Maewyn Succat is the name given at birth to the man we know as Patrick of Ireland around the end of the 4th century. Most likely, he was born in Britain and the son of a Roman deacon named Calpornius who was also a tax collector. His grandfather was Potius during the reign of Constantine the Great, first Christian emperor of the Romans so it is easy to see how Patrick would be influenced in ‘the family business’ from an early age on. As one of Roman nobility, a station of honor and privilege, Patrick would have had hereditary privileges as well. His father would have had high hopes for his son, knowing he could one day rule over his less fortunate countrymen. Continue reading
Pope Francis is my hero. For years. Catholicism ruled much of Ireland and there are those who believe it still does. Ar least, 80% of Irish schools are still Catholic and even with history dug up from the Magalene laundries .. to priest pedophiles .. to the power the church had to take children away from single mothers and fathers .. Catholicism still thrives today. In fact, according to the viewpoints and actions of Pope Francis, the church has more responsibility than just making an atonement for her sins. Continue reading

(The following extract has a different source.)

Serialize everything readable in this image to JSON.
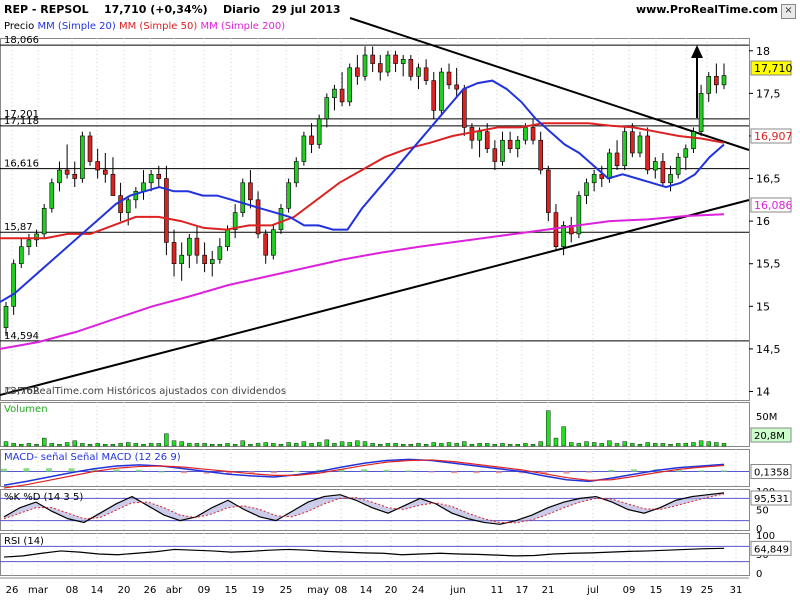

The Celts believed water had magical properties, hence the holy wells of Ireland. One reason might have to do with how the water got here. Though there are many myths about the beginning of civilization, one theory is that the world was covered in water, flooded so to speak, and when the waters receded, the most holy of it was left behind, perhaps seen as a passage between the earth and the Otherworld. The most holy and the largest of the waters, ( in Ireland at least) the River Boyne and the River Shannon. The water of holy wells was also seen as a regenerative life-force, perhaps to grow back severed limbs, make a woman conceive or give great wisdom when drunk or bathed in it. Continue reading